The ongoing labor dispute at a large Skagit Valley berry farm has flared up again. Workers at Sakuma Brothers Farms walked out on Monday to protest the firing of an employee who has been active in workplace organizing.

The sun beat down on the blackberries ripening in the fields, but dozens of people who'd normally be picking the fruit were instead gathered outside a Sakuma office. A Skagit County sheriff’s deputy told Cornelio Ramirez he could no longer be on the property.

“So you know, you’ve been fired. The owners request that you leave the property, OK?” the deputy said.

Credit Ashley Gross
Cornelio Ramirez, right, protests alongside Ramon Torres.

Ramirez, who has worked for Sakuma for nine years, says this summer, he was given five warnings for allegedly breaking farm rules, then he was fired. He says most of the warnings are false; he was cited for not washing his hands, for example, when he says that he did. He says the warnings were a pretext to get rid of him.

“They don’t want me to speak. Because I’ve been saying to the people: I speak for them. But the people are afraid, and I say to the people to not be afraid and to speak. That's what I say to the people in the field. And now they fired me,” Ramirez said.

The incident is the latest development in a labor dispute that started last year when workers formed an association and walked out on numerous strikes, protesting low pay and calling for a contract. A contract remains elusive, but the workers have won a couple of recent legal victories, including a class-action settlement over wage complaints.

Credit Ashley Gross
Ryan Sakuma addresses workers.

Farm president Ryan Sakuma denies that the farm singled out some workers for special discipline.

“We have a standard. We have our employee handbook, and we’re abiding by [it] and giving out warnings for any kind of violation of the handbook,” Sakuma said.

After Sakuma told Ramirez he had to leave the property, some of the workers headed to the farm’s market stand to protest.

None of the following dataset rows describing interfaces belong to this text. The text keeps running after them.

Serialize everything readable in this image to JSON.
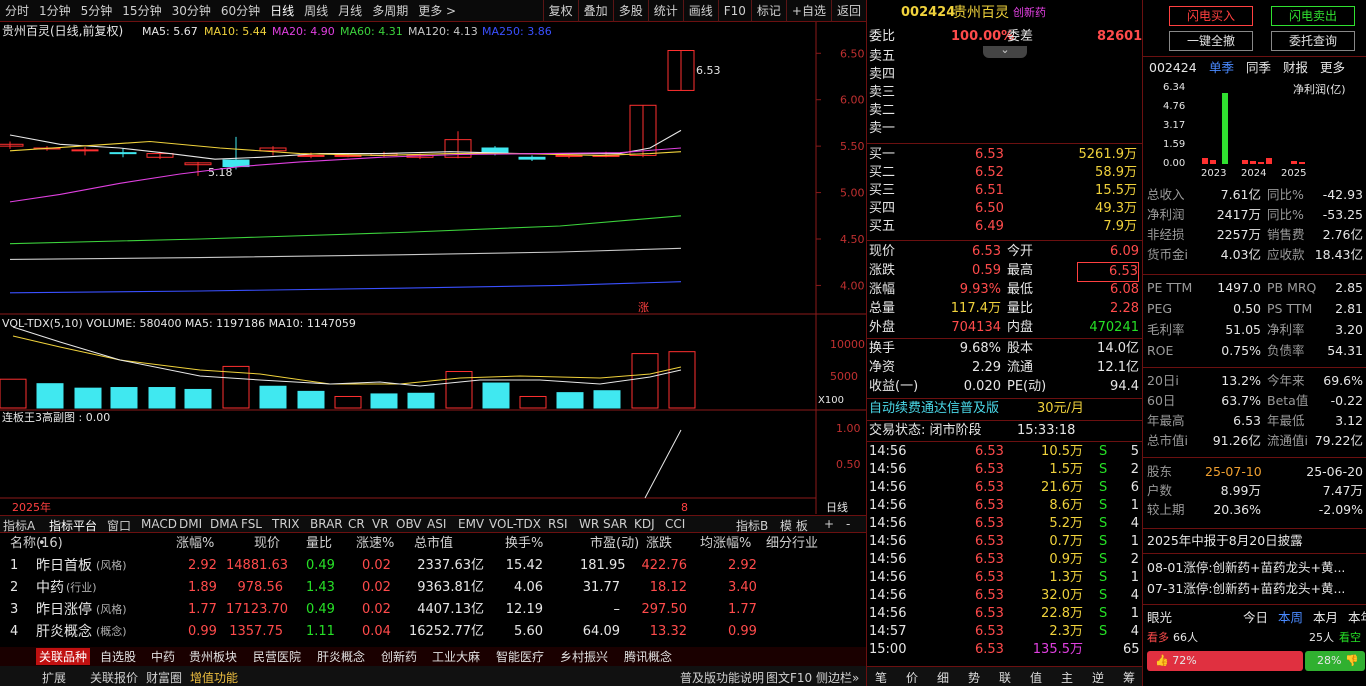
{
  "toolbar": {
    "items": [
      "分时",
      "1分钟",
      "5分钟",
      "15分钟",
      "30分钟",
      "60分钟",
      "日线",
      "周线",
      "月线",
      "多周期",
      "更多"
    ],
    "right": [
      "复权",
      "叠加",
      "多股",
      "统计",
      "画线",
      "F10",
      "标记",
      "+自选",
      "返回"
    ]
  },
  "chart": {
    "title": "贵州百灵(日线,前复权)",
    "ma": [
      {
        "label": "MA5: 5.67",
        "color": "#e8e8e8"
      },
      {
        "label": "MA10: 5.44",
        "color": "#f0d23c"
      },
      {
        "label": "MA20: 4.90",
        "color": "#e040e0"
      },
      {
        "label": "MA60: 4.31",
        "color": "#3cd23c"
      },
      {
        "label": "MA120: 4.13",
        "color": "#c8c8c8"
      },
      {
        "label": "MA250: 3.86",
        "color": "#3a50ff"
      }
    ],
    "y_ticks": [
      "6.50",
      "6.00",
      "5.50",
      "5.00",
      "4.50",
      "4.00"
    ],
    "high_label": "6.53",
    "low_label": "5.18",
    "zhang": "涨",
    "vol_title": "VOL-TDX(5,10) VOLUME: 580400 MA5: 1197186 MA10: 1147059",
    "vol_ticks": [
      "10000",
      "5000"
    ],
    "vol_unit": "X100",
    "ind_title": "连板王3高副图 : 0.00",
    "ind_ticks": [
      "1.00",
      "0.50"
    ],
    "year": "2025年",
    "month": "8",
    "period": "日线"
  },
  "tabs": {
    "left": [
      "指标A",
      "指标平台",
      "窗口",
      "MACD",
      "DMI",
      "DMA",
      "FSL",
      "TRIX",
      "BRAR",
      "CR",
      "VR",
      "OBV",
      "ASI",
      "EMV",
      "VOL-TDX",
      "RSI",
      "WR",
      "SAR",
      "KDJ",
      "CCI"
    ],
    "right": [
      "指标B",
      "模 板",
      "+",
      "-"
    ]
  },
  "table": {
    "headers": [
      "名称(16)",
      "•",
      "涨幅%",
      "现价",
      "量比",
      "涨速%",
      "总市值",
      "换手%",
      "市盈(动)",
      "涨跌",
      "均涨幅%",
      "细分行业"
    ],
    "rows": [
      {
        "i": "1",
        "name": "昨日首板",
        "tag": "(风格)",
        "pct": "2.92",
        "price": "14881.63",
        "lb": "0.49",
        "speed": "0.02",
        "cap": "2337.63亿",
        "hs": "15.42",
        "pe": "181.95",
        "chg": "422.76",
        "avg": "2.92"
      },
      {
        "i": "2",
        "name": "中药",
        "tag": "(行业)",
        "pct": "1.89",
        "price": "978.56",
        "lb": "1.43",
        "speed": "0.02",
        "cap": "9363.81亿",
        "hs": "4.06",
        "pe": "31.77",
        "chg": "18.12",
        "avg": "3.40"
      },
      {
        "i": "3",
        "name": "昨日涨停",
        "tag": "(风格)",
        "pct": "1.77",
        "price": "17123.70",
        "lb": "0.49",
        "speed": "0.02",
        "cap": "4407.13亿",
        "hs": "12.19",
        "pe": "–",
        "chg": "297.50",
        "avg": "1.77"
      },
      {
        "i": "4",
        "name": "肝炎概念",
        "tag": "(概念)",
        "pct": "0.99",
        "price": "1357.75",
        "lb": "1.11",
        "speed": "0.04",
        "cap": "16252.77亿",
        "hs": "5.60",
        "pe": "64.09",
        "chg": "13.32",
        "avg": "0.99"
      }
    ]
  },
  "bottom_tabs": [
    "关联品种",
    "自选股",
    "中药",
    "贵州板块",
    "民营医院",
    "肝炎概念",
    "创新药",
    "工业大麻",
    "智能医疗",
    "乡村振兴",
    "腾讯概念"
  ],
  "status": {
    "items": [
      "扩展",
      "关联报价",
      "财富圈",
      "增值功能"
    ],
    "right": [
      "普及版功能说明",
      "图文F10",
      "侧边栏»"
    ]
  },
  "quote": {
    "code": "002424",
    "name": "贵州百灵",
    "tag": "创新药",
    "wb_label": "委比",
    "wb": "100.00%",
    "wc_label": "委差",
    "wc": "82601",
    "asks": [
      "卖五",
      "卖四",
      "卖三",
      "卖二",
      "卖一"
    ],
    "bids": [
      {
        "l": "买一",
        "p": "6.53",
        "v": "5261.9万"
      },
      {
        "l": "买二",
        "p": "6.52",
        "v": "58.9万"
      },
      {
        "l": "买三",
        "p": "6.51",
        "v": "15.5万"
      },
      {
        "l": "买四",
        "p": "6.50",
        "v": "49.3万"
      },
      {
        "l": "买五",
        "p": "6.49",
        "v": "7.9万"
      }
    ],
    "stats": [
      {
        "a": "现价",
        "av": "6.53",
        "b": "今开",
        "bv": "6.09"
      },
      {
        "a": "涨跌",
        "av": "0.59",
        "b": "最高",
        "bv": "6.53"
      },
      {
        "a": "涨幅",
        "av": "9.93%",
        "b": "最低",
        "bv": "6.08"
      },
      {
        "a": "总量",
        "av": "117.4万",
        "b": "量比",
        "bv": "2.28"
      },
      {
        "a": "外盘",
        "av": "704134",
        "b": "内盘",
        "bv": "470241"
      }
    ],
    "stats2": [
      {
        "a": "换手",
        "av": "9.68%",
        "b": "股本",
        "bv": "14.0亿"
      },
      {
        "a": "净资",
        "av": "2.29",
        "b": "流通",
        "bv": "12.1亿"
      },
      {
        "a": "收益(一)",
        "av": "0.020",
        "b": "PE(动)",
        "bv": "94.4"
      }
    ],
    "ad": "自动续费通达信普及版",
    "ad_price": "30元/月",
    "state": "交易状态: 闭市阶段",
    "state_time": "15:33:18",
    "ticks": [
      [
        "14:56",
        "6.53",
        "10.5万",
        "S",
        "5"
      ],
      [
        "14:56",
        "6.53",
        "1.5万",
        "S",
        "2"
      ],
      [
        "14:56",
        "6.53",
        "21.6万",
        "S",
        "6"
      ],
      [
        "14:56",
        "6.53",
        "8.6万",
        "S",
        "1"
      ],
      [
        "14:56",
        "6.53",
        "5.2万",
        "S",
        "4"
      ],
      [
        "14:56",
        "6.53",
        "0.7万",
        "S",
        "1"
      ],
      [
        "14:56",
        "6.53",
        "0.9万",
        "S",
        "2"
      ],
      [
        "14:56",
        "6.53",
        "1.3万",
        "S",
        "1"
      ],
      [
        "14:56",
        "6.53",
        "32.0万",
        "S",
        "4"
      ],
      [
        "14:56",
        "6.53",
        "22.8万",
        "S",
        "1"
      ],
      [
        "14:57",
        "6.53",
        "2.3万",
        "S",
        "4"
      ],
      [
        "15:00",
        "6.53",
        "135.5万",
        "",
        "65"
      ]
    ],
    "bottom": [
      "笔",
      "价",
      "细",
      "势",
      "联",
      "值",
      "主",
      "逆",
      "筹"
    ]
  },
  "side": {
    "buttons": [
      "闪电买入",
      "闪电卖出",
      "一键全撤",
      "委托查询"
    ],
    "code": "002424",
    "tabs": [
      "单季",
      "同季",
      "财报",
      "更多"
    ],
    "fin_label": "净利润(亿)",
    "fin_y": [
      "6.34",
      "4.76",
      "3.17",
      "1.59",
      "0.00"
    ],
    "fin_x": [
      "2023",
      "2024",
      "2025"
    ],
    "rows": [
      [
        "总收入",
        "7.61亿",
        "同比%",
        "-42.93"
      ],
      [
        "净利润",
        "2417万",
        "同比%",
        "-53.25"
      ],
      [
        "非经损",
        "2257万",
        "销售费",
        "2.76亿"
      ],
      [
        "货币金i",
        "4.03亿",
        "应收款",
        "18.43亿"
      ],
      [
        "PE TTM",
        "1497.0",
        "PB MRQ",
        "2.85"
      ],
      [
        "PEG",
        "0.50",
        "PS TTM",
        "2.81"
      ],
      [
        "毛利率",
        "51.05",
        "净利率",
        "3.20"
      ],
      [
        "ROE",
        "0.75%",
        "负债率",
        "54.31"
      ],
      [
        "20日i",
        "13.2%",
        "今年来",
        "69.6%"
      ],
      [
        "60日",
        "63.7%",
        "Beta值",
        "-0.22"
      ],
      [
        "年最高",
        "6.53",
        "年最低",
        "3.12"
      ],
      [
        "总市值i",
        "91.26亿",
        "流通值i",
        "79.22亿"
      ],
      [
        "股东",
        "25-07-10",
        "",
        "25-06-20"
      ],
      [
        "户数",
        "8.99万",
        "",
        "7.47万"
      ],
      [
        "较上期",
        "20.36%",
        "",
        "-2.09%"
      ]
    ],
    "notice": "2025年中报于8月20日披露",
    "news": [
      "08-01涨停:创新药+苗药龙头+黄...",
      "07-31涨停:创新药+苗药龙头+黄..."
    ],
    "eye": "眼光",
    "eye_tabs": [
      "今日",
      "本周",
      "本月",
      "本年"
    ],
    "bull": "看多",
    "bull_n": "66人",
    "bear_n": "25人",
    "bear": "看空",
    "bull_pct": "72%",
    "bear_pct": "28%"
  }
}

They held signs that read,“Support Farmworker Justice” and “Whose Hands Picked Your Food?” A few shouted, “Boycott Sakuma” as some passing drivers honked their horns in support while others gave them a thumbs-down sign — an indication that people in Skagit County are divided over whether to support the farmers or the farmworkers.

In July 2017, Ashley Gross became KNKX's youth and education reporter after years of covering the business and labor beat. She joined the station in May 2012 and previously worked five years at WBEZ in Chicago, where she reported on business and the economy. Her work telling the human side of the mortgage crisis garnered awards from the Illinois Associated Press and the Chicago Headline Club. She's also reported for the Alaska Public Radio Network in Anchorage and for Bloomberg News in San Francisco.